Following up on the Allen & Ginter John L. Sullivan card I featured yesterday, here is a 20 card grouping of my 1923 W580 boxing strip cards. Click any of the pics above and below to enlarge them.
I've been a fairly active collector of boxing cards for quite awhile now, and a fan of the sport for nearly my whole life. Heck, being of Filipino descent meant I was genetically predisposed to love the ring. It dates back to my childhood memories of family parties, often as games of mahjong rang in the background. My Dad and uncles would get together to see a big match on television while recounting the great boxers of the past. I remember seeing everyone from "The Hitman" Hearns to Sugar Ray Leonard to Hector Macho Camacho. The best, though, was Mike Tyson.
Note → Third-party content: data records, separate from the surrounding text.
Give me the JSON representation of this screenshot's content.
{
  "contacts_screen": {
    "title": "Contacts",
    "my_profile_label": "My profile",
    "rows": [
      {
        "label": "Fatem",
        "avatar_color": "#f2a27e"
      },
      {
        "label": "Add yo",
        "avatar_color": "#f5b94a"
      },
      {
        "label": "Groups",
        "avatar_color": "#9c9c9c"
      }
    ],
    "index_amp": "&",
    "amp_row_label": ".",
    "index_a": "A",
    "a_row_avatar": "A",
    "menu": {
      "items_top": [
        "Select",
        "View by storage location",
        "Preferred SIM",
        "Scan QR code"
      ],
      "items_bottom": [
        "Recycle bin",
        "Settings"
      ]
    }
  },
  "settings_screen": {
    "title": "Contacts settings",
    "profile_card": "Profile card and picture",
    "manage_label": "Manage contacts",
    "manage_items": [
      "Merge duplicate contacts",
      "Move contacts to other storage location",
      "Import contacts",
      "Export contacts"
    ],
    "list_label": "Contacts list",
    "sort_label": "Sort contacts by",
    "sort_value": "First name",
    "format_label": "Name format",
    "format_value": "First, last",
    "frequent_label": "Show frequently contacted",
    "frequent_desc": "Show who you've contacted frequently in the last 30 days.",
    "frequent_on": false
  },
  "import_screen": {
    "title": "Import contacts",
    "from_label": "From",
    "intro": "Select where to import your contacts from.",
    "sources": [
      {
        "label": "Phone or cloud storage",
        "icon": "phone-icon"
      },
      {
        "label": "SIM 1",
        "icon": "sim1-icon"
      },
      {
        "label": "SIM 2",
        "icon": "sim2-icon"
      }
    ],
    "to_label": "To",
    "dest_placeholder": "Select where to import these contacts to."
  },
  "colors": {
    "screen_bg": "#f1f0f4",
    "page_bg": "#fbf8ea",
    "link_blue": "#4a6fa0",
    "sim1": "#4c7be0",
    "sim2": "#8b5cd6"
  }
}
That guy could finish a fight.
As some of you might be thinking, the love of boxing in the Philippines did not start with the rise of Manny Pacquiao. In fact, next to basketball, boxing is the most popular sport on the islands. Heck, the first World Champion from the Philippines was Pancho Villa in 1923. Anyway, this W580 strip card set can be very difficult to find in good condition. They are the same size as the Baseball T206 cards and feature sharp black & white photos. They are called strip cards because up to 10 cards would be printed side by side, and sold as an uncut group. The purchaser would then cut the strip themselves into their individual cards. Hence, the reason why nice examples are hard to come by.